“I’d say about 70 or 80 percent of our projects include it,” Myers says.
And those projects “have become considerably more sophisticated,” he adds. “Probably the largest (development) is switching to LED,” Myers says. “That allowed the installation of the fixtures and the wiring and the layout to be considerably less time consuming and complicated.”
The light-emitting diode bulbs have the added plusses of being small and long-lasting and more energy-efficient than previous bulbs.
Technology also makes possible systems that can rely on remote control via phone apps to changing lighting effects by zone, or to modify the amount of light your fixtures emit — much like using a dimmer bulb in the dining room, for example.
“The trick is to find a good combination of lights and not overdo it,” Myers says. “Different types of lighting have different effects: functional for pathways, or we’ll use grazing lights on the foundation of a house, or to cast a soft light onto pathways; uplighting for trees. There’s more of an emphasis on ornamental lighting.”
The well-lit home
Finishes, bulb styles, materials and shapes all jazz up indoor lighting. Susan W. Lytle, of The Lighting Gallery in Lancaster, just returned from a buyers’ show in Dallas and says that, unlike some years, current trends can work well with most local projects.
“Sometimes the trends don’t really ‘hit’ here,” Lytle says, but what she saw at the Dallas show should find fans here.
Finishes in dark bronze and an antiqued brass/matte gold — “like a dulled gold” — are seeing a comeback, as is a “resurgence of black finishes,” she says.
She still sees Edison bulbs (think old-fashioned filament bulbs to picture the style) on the upswing, especially since they’re more easily and affordably available in LED.
New bulb shapes, too, help update a room’s look if you can’t go all-out on new fixtures.
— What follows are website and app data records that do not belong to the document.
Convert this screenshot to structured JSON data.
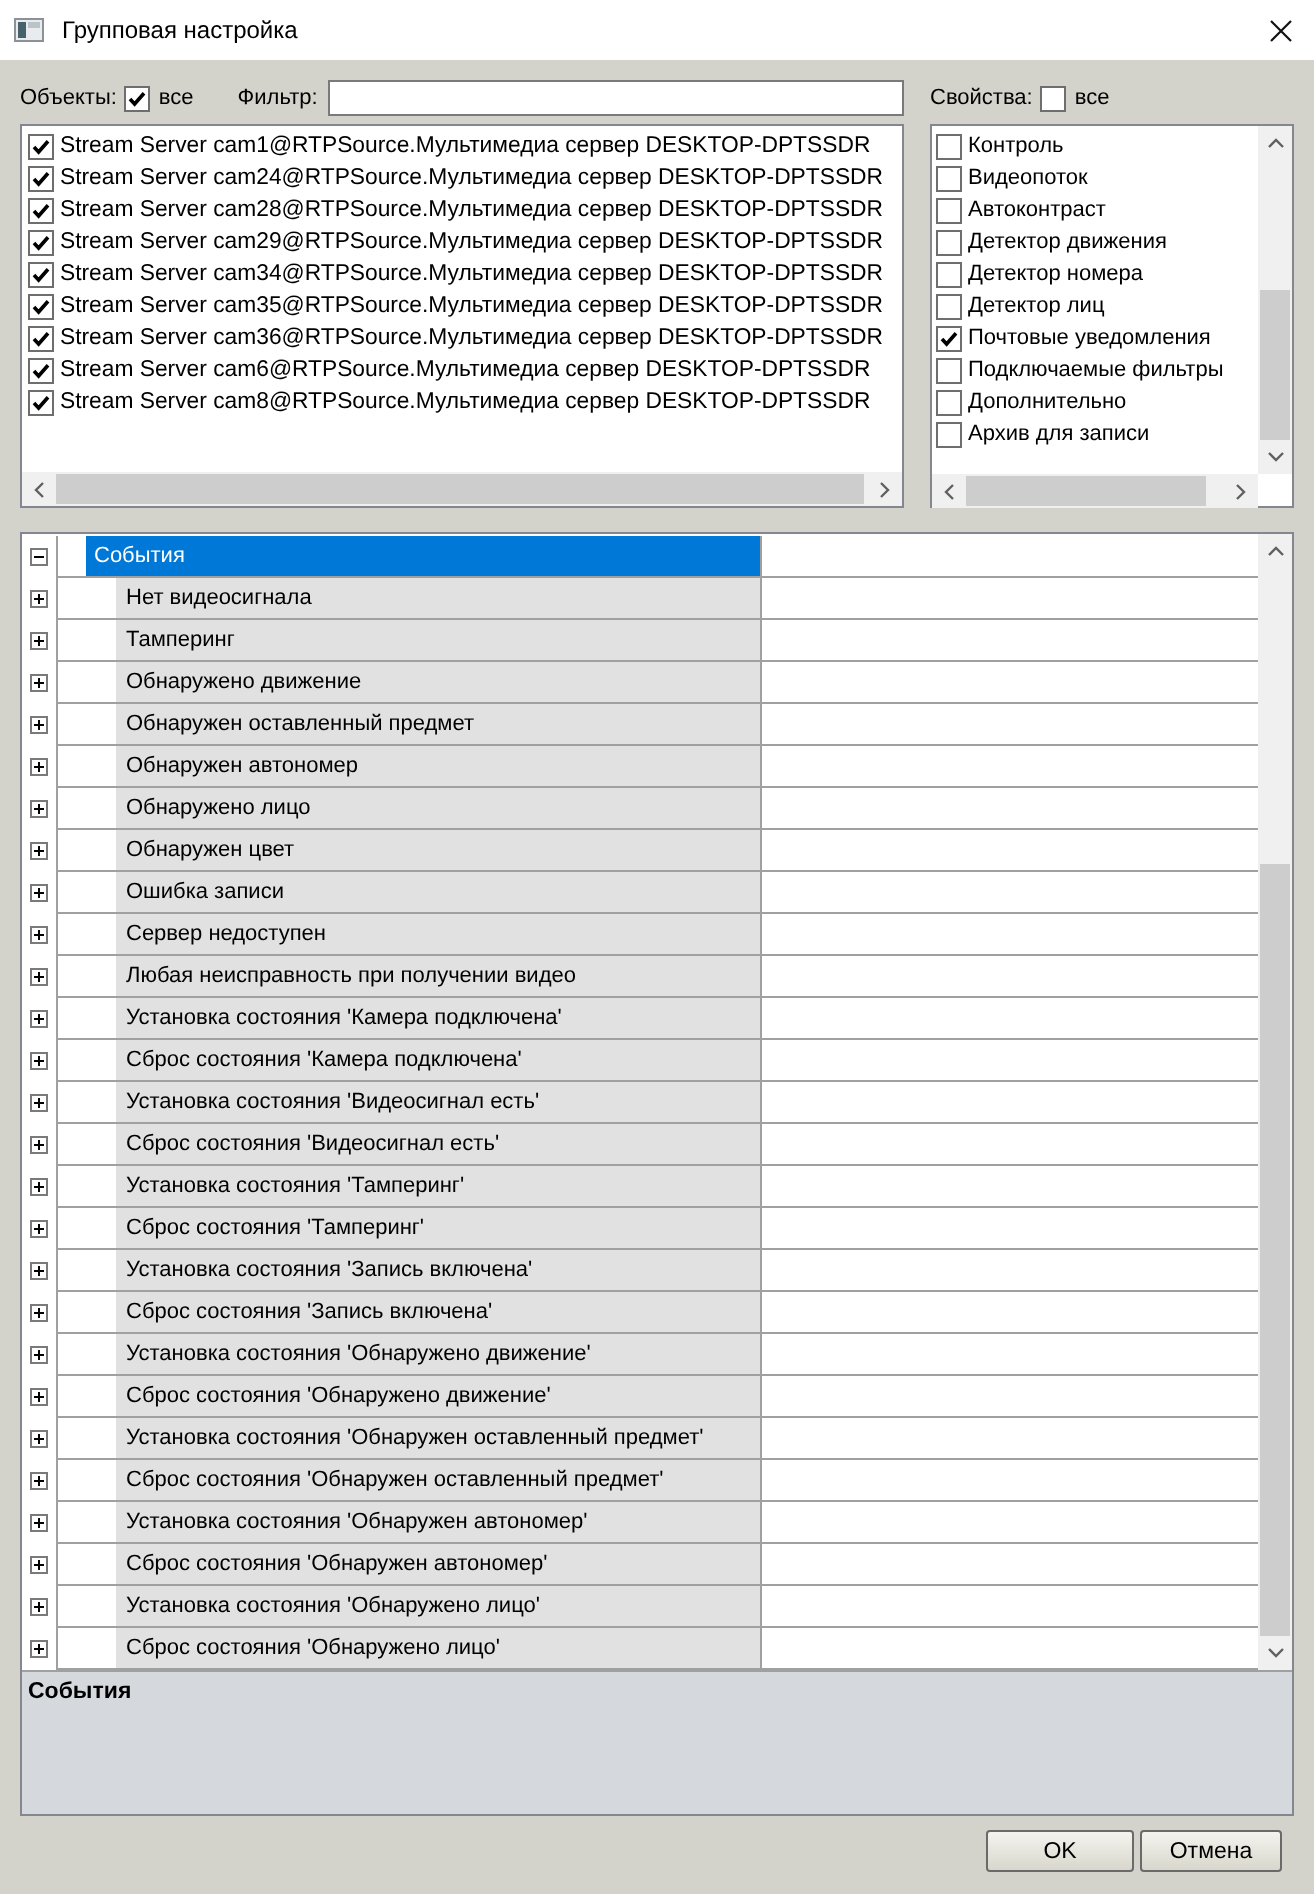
{
  "window": {
    "title": "Групповая настройка"
  },
  "objects": {
    "label": "Объекты:",
    "all": {
      "label": "все",
      "checked": true
    },
    "items": [
      {
        "label": "Stream Server cam1@RTPSource.Мультимедиа сервер DESKTOP-DPTSSDR",
        "checked": true
      },
      {
        "label": "Stream Server cam24@RTPSource.Мультимедиа сервер DESKTOP-DPTSSDR",
        "checked": true
      },
      {
        "label": "Stream Server cam28@RTPSource.Мультимедиа сервер DESKTOP-DPTSSDR",
        "checked": true
      },
      {
        "label": "Stream Server cam29@RTPSource.Мультимедиа сервер DESKTOP-DPTSSDR",
        "checked": true
      },
      {
        "label": "Stream Server cam34@RTPSource.Мультимедиа сервер DESKTOP-DPTSSDR",
        "checked": true
      },
      {
        "label": "Stream Server cam35@RTPSource.Мультимедиа сервер DESKTOP-DPTSSDR",
        "checked": true
      },
      {
        "label": "Stream Server cam36@RTPSource.Мультимедиа сервер DESKTOP-DPTSSDR",
        "checked": true
      },
      {
        "label": "Stream Server cam6@RTPSource.Мультимедиа сервер DESKTOP-DPTSSDR",
        "checked": true
      },
      {
        "label": "Stream Server cam8@RTPSource.Мультимедиа сервер DESKTOP-DPTSSDR",
        "checked": true
      }
    ]
  },
  "filter": {
    "label": "Фильтр:"
  },
  "properties": {
    "label": "Свойства:",
    "all": {
      "label": "все",
      "checked": false
    },
    "items": [
      {
        "label": "Контроль",
        "checked": false
      },
      {
        "label": "Видеопоток",
        "checked": false
      },
      {
        "label": "Автоконтраст",
        "checked": false
      },
      {
        "label": "Детектор движения",
        "checked": false
      },
      {
        "label": "Детектор номера",
        "checked": false
      },
      {
        "label": "Детектор лиц",
        "checked": false
      },
      {
        "label": "Почтовые уведомления",
        "checked": true
      },
      {
        "label": "Подключаемые фильтры",
        "checked": false
      },
      {
        "label": "Дополнительно",
        "checked": false
      },
      {
        "label": "Архив для записи",
        "checked": false
      }
    ]
  },
  "grid": {
    "nodes": [
      {
        "label": "События",
        "expanded": true,
        "selected": true,
        "children": [
          {
            "label": "Нет видеосигнала",
            "expanded": false,
            "selected": false
          },
          {
            "label": "Тамперинг",
            "expanded": false,
            "selected": false
          },
          {
            "label": "Обнаружено движение",
            "expanded": false,
            "selected": false
          },
          {
            "label": "Обнаружен оставленный предмет",
            "expanded": false,
            "selected": false
          },
          {
            "label": "Обнаружен автономер",
            "expanded": false,
            "selected": false
          },
          {
            "label": "Обнаружено лицо",
            "expanded": false,
            "selected": false
          },
          {
            "label": "Обнаружен цвет",
            "expanded": false,
            "selected": false
          },
          {
            "label": "Ошибка записи",
            "expanded": false,
            "selected": false
          },
          {
            "label": "Сервер недоступен",
            "expanded": false,
            "selected": false
          },
          {
            "label": "Любая неисправность при получении видео",
            "expanded": false,
            "selected": false
          },
          {
            "label": "Установка состояния 'Камера подключена'",
            "expanded": false,
            "selected": false
          },
          {
            "label": "Сброс состояния 'Камера подключена'",
            "expanded": false,
            "selected": false
          },
          {
            "label": "Установка состояния 'Видеосигнал есть'",
            "expanded": false,
            "selected": false
          },
          {
            "label": "Сброс состояния 'Видеосигнал есть'",
            "expanded": false,
            "selected": false
          },
          {
            "label": "Установка состояния 'Тамперинг'",
            "expanded": false,
            "selected": false
          },
          {
            "label": "Сброс состояния 'Тамперинг'",
            "expanded": false,
            "selected": false
          },
          {
            "label": "Установка состояния 'Запись включена'",
            "expanded": false,
            "selected": false
          },
          {
            "label": "Сброс состояния 'Запись включена'",
            "expanded": false,
            "selected": false
          },
          {
            "label": "Установка состояния 'Обнаружено движение'",
            "expanded": false,
            "selected": false
          },
          {
            "label": "Сброс состояния 'Обнаружено движение'",
            "expanded": false,
            "selected": false
          },
          {
            "label": "Установка состояния 'Обнаружен оставленный предмет'",
            "expanded": false,
            "selected": false
          },
          {
            "label": "Сброс состояния 'Обнаружен оставленный предмет'",
            "expanded": false,
            "selected": false
          },
          {
            "label": "Установка состояния 'Обнаружен автономер'",
            "expanded": false,
            "selected": false
          },
          {
            "label": "Сброс состояния 'Обнаружен автономер'",
            "expanded": false,
            "selected": false
          },
          {
            "label": "Установка состояния 'Обнаружено лицо'",
            "expanded": false,
            "selected": false
          },
          {
            "label": "Сброс состояния 'Обнаружено лицо'",
            "expanded": false,
            "selected": false
          }
        ]
      }
    ]
  },
  "description": {
    "title": "События"
  },
  "buttons": [
    {
      "label": "OK"
    },
    {
      "label": "Отмена"
    }
  ]
}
Instead of a typical candle bulb, for example, try a small tubular bulb or one of the new “lipstick” shapes: an elongated bulb with an angled-off end.
Orb-styled hanging fixtures and wood lighting fixtures or accents carry over in popularity from recent years, Lytle says. A few years ago, she adds, opaque glass on hanging fixtures was the trend, but that’s now evolving to clear glass — often “seeded” with tiny bubbles that makes the glass appear handblown — and exposed bulbs that make the most of the new unusual shapes and light qualities of different bulb designs.
The size of hanging fixtures is getting bigger too, she adds. Instead of a group of several smaller hanging fixtures over a kitchen island, for example, homeowners are beginning to opt for two or three larger pendants to light an area.